Work instruction: Print verbatim every line starting at the one that contains "What data populates" and ending at the final line of the records; include both endpoints.

*** Opening Data extract ***

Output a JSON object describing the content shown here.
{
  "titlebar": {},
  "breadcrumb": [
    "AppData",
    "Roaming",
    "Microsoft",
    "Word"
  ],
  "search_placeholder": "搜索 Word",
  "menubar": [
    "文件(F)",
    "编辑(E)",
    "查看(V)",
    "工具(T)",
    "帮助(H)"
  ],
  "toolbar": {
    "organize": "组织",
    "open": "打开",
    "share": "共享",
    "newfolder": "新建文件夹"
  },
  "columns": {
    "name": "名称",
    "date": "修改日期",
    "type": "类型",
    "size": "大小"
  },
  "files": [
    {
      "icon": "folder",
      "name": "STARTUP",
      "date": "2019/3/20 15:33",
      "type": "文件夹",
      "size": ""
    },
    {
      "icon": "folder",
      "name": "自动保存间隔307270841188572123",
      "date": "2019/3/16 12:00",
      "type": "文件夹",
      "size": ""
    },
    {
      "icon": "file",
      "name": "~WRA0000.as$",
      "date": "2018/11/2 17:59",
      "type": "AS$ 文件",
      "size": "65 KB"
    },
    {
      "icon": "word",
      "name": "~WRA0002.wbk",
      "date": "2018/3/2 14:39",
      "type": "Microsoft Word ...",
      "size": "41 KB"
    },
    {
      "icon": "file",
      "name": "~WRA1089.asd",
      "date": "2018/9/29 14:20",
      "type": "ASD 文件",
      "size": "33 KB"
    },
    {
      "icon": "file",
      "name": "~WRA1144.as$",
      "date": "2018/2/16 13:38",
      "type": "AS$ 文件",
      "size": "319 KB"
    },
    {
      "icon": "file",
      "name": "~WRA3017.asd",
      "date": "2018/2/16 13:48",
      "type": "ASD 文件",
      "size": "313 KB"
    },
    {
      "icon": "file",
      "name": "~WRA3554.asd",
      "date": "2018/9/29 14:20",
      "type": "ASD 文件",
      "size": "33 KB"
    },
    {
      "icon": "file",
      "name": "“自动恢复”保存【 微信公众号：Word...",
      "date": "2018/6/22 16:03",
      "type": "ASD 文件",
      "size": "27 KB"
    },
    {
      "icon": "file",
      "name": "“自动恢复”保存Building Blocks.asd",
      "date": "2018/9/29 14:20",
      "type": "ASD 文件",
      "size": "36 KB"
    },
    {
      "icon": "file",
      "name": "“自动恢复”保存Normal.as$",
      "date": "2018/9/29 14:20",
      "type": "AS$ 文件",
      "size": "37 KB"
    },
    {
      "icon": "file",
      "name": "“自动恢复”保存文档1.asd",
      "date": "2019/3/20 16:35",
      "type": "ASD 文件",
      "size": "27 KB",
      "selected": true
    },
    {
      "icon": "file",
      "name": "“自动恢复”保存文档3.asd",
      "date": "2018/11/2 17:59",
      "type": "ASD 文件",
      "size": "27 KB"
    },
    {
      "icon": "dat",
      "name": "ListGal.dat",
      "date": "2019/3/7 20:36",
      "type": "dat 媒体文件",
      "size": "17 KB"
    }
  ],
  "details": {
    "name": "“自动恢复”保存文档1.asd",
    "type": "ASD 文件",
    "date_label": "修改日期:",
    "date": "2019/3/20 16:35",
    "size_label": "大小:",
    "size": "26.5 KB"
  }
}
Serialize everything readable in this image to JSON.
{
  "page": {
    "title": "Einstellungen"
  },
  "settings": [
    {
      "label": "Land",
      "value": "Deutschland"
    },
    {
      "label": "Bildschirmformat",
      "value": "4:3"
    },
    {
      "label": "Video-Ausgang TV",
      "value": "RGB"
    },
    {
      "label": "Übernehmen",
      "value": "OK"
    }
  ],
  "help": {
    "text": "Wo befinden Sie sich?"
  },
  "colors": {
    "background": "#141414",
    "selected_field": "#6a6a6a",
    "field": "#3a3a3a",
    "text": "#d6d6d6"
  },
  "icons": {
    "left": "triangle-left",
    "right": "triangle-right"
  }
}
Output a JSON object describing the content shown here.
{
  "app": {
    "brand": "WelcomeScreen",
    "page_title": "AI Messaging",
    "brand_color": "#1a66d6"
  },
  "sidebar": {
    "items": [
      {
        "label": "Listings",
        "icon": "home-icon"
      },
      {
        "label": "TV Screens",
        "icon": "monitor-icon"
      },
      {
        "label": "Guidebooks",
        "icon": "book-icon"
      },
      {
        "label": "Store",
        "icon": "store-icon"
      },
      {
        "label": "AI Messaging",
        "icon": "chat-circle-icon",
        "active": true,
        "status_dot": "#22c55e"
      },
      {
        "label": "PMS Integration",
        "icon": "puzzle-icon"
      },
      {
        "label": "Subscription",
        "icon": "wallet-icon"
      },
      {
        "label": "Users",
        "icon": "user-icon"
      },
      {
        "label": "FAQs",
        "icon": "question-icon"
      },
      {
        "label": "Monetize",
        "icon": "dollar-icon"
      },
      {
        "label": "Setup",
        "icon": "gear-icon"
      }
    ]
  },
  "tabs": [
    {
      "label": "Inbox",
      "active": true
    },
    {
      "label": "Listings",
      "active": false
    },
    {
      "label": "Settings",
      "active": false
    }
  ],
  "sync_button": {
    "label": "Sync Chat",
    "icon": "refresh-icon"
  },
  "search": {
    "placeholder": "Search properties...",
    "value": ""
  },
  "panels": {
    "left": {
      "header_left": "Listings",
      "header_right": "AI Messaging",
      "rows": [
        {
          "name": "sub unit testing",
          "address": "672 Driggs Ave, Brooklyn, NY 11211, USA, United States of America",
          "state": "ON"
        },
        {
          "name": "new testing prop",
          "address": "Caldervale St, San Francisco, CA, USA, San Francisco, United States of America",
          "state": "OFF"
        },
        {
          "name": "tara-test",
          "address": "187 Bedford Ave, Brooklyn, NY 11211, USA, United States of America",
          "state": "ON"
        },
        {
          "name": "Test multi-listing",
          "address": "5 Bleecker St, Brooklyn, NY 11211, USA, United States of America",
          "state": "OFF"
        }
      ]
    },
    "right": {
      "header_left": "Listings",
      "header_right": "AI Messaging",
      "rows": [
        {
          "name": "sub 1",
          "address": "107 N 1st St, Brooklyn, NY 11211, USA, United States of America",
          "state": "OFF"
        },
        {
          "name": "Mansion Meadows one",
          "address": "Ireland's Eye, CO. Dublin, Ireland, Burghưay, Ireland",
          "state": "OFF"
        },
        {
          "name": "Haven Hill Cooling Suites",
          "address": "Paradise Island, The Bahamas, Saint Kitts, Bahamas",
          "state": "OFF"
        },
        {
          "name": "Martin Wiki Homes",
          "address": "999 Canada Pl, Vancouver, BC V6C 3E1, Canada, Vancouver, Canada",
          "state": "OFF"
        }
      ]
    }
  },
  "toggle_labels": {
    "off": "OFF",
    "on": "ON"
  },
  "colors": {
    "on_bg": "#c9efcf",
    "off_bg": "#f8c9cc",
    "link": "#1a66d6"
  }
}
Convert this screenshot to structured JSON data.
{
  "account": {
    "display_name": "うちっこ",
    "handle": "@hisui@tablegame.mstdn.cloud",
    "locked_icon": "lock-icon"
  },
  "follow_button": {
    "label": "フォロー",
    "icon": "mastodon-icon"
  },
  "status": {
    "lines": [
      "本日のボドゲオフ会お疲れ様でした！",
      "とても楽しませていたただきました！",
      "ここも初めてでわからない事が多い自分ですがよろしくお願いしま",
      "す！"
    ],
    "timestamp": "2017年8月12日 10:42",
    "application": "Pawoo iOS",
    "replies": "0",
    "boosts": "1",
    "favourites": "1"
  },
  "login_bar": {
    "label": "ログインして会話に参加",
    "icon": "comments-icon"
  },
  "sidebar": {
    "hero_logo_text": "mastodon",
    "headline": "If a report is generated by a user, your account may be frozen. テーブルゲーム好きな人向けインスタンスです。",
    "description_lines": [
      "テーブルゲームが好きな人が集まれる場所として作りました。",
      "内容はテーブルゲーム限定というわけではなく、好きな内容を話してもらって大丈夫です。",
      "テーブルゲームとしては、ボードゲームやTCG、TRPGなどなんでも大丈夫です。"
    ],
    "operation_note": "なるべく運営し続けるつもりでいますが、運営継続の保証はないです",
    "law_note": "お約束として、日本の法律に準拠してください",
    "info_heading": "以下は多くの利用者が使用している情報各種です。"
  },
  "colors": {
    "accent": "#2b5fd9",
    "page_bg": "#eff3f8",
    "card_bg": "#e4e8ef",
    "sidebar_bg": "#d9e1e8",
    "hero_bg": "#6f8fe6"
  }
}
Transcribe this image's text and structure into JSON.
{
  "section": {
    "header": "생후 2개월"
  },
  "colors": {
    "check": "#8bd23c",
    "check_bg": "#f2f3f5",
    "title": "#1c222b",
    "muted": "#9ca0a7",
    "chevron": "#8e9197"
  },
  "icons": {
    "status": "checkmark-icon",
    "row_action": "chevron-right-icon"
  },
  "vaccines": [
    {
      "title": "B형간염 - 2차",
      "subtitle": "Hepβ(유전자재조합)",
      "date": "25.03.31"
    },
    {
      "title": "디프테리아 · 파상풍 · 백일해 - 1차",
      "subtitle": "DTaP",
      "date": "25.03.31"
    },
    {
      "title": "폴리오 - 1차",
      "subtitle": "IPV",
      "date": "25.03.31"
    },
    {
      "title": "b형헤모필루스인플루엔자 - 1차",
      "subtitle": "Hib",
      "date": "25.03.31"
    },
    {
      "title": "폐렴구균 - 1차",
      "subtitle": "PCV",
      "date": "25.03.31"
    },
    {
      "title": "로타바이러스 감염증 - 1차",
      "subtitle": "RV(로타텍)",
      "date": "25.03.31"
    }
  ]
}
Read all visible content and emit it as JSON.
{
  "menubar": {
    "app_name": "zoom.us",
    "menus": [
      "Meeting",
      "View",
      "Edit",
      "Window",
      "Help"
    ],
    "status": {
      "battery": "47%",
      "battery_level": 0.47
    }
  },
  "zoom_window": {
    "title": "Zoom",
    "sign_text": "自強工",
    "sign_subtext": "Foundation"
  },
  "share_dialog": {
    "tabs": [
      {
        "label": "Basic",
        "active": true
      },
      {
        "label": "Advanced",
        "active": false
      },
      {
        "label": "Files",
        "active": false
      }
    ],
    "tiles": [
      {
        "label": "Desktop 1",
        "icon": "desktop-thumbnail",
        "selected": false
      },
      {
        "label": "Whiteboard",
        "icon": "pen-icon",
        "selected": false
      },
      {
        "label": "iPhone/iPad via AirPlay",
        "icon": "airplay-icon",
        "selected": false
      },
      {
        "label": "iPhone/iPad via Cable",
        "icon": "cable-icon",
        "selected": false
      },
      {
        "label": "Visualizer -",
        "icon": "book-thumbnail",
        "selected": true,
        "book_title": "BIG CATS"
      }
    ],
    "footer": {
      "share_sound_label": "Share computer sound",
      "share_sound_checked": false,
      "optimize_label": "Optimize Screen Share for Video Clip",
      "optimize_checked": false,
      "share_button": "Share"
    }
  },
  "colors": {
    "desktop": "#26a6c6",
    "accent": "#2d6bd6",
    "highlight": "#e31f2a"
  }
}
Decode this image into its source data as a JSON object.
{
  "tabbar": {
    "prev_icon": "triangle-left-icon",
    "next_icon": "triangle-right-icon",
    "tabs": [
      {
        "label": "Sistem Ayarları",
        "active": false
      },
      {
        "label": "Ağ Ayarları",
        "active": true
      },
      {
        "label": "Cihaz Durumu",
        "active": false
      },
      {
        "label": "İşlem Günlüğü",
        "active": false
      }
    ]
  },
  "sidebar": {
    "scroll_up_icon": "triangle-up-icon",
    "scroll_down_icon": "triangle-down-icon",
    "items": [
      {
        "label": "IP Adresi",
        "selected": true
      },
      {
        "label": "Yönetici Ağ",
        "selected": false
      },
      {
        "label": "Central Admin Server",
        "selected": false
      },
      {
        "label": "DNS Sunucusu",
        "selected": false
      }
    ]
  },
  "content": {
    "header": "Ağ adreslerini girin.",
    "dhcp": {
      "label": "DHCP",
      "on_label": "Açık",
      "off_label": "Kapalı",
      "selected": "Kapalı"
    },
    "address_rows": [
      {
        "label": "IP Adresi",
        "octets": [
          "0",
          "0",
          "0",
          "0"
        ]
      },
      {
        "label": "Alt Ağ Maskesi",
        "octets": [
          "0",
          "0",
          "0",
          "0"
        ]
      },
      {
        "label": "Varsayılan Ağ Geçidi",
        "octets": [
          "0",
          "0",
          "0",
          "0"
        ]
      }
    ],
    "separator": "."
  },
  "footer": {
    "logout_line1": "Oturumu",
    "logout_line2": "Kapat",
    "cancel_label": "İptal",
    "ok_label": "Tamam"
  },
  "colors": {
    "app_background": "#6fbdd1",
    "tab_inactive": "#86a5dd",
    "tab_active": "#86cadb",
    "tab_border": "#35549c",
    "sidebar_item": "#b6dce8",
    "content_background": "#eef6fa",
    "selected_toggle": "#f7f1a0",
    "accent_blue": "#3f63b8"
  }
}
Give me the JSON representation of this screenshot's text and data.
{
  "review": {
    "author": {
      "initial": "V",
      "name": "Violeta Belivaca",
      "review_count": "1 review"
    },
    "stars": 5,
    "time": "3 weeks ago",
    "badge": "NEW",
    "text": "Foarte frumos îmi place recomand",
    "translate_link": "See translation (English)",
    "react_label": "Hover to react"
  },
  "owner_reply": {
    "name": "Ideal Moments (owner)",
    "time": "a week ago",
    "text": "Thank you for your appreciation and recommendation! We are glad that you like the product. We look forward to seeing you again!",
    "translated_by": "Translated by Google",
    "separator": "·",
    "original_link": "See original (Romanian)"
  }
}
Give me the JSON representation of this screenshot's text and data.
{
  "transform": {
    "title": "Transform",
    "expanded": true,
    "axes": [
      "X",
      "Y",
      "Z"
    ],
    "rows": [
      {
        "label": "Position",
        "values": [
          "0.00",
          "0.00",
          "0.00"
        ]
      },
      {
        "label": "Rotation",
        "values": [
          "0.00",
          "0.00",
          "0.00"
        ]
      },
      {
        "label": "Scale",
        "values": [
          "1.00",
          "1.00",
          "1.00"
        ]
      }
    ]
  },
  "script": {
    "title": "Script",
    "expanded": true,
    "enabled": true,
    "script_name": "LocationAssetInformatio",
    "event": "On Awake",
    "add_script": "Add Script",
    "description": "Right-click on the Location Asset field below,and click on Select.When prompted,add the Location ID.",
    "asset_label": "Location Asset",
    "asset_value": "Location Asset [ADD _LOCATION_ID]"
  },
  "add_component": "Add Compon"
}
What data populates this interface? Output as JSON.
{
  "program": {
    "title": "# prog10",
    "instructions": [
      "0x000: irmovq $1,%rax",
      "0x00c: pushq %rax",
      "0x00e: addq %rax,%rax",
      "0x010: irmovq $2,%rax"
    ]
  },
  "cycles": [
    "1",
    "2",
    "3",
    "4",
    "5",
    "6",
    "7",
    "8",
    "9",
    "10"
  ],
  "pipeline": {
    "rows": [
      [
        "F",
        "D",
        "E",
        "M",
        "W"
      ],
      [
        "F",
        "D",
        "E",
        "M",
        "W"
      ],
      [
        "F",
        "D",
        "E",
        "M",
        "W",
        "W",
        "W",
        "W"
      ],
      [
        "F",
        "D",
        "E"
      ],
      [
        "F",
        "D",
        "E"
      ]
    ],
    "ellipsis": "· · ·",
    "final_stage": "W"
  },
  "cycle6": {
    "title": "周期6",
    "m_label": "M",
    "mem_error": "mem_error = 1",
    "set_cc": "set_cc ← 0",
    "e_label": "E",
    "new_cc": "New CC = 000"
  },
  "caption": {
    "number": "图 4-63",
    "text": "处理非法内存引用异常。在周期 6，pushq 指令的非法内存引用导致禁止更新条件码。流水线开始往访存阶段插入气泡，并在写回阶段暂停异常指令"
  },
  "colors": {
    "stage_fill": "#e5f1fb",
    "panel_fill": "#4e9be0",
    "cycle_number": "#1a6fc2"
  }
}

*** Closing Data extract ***

Finished task:
What data populates this interface? Output as JSON.
{
  "program": {
    "title": "# prog10",
    "instructions": [
      "0x000: irmovq $1,%rax",
      "0x00c: pushq %rax",
      "0x00e: addq %rax,%rax",
      "0x010: irmovq $2,%rax"
    ]
  },
  "cycles": [
    "1",
    "2",
    "3",
    "4",
    "5",
    "6",
    "7",
    "8",
    "9",
    "10"
  ],
  "pipeline": {
    "rows": [
      [
        "F",
        "D",
        "E",
        "M",
        "W"
      ],
      [
        "F",
        "D",
        "E",
        "M",
        "W"
      ],
      [
        "F",
        "D",
        "E",
        "M",
        "W",
        "W",
        "W",
        "W"
      ],
      [
        "F",
        "D",
        "E"
      ],
      [
        "F",
        "D",
        "E"
      ]
    ],
    "ellipsis": "· · ·",
    "final_stage": "W"
  },
  "cycle6": {
    "title": "周期6",
    "m_label": "M",
    "mem_error": "mem_error = 1",
    "set_cc": "set_cc ← 0",
    "e_label": "E",
    "new_cc": "New CC = 000"
  },
  "caption": {
    "number": "图 4-63",
    "text": "处理非法内存引用异常。在周期 6，pushq 指令的非法内存引用导致禁止更新条件码。流水线开始往访存阶段插入气泡，并在写回阶段暂停异常指令"
  },
  "colors": {
    "stage_fill": "#e5f1fb",
    "panel_fill": "#4e9be0",
    "cycle_number": "#1a6fc2"
  }
}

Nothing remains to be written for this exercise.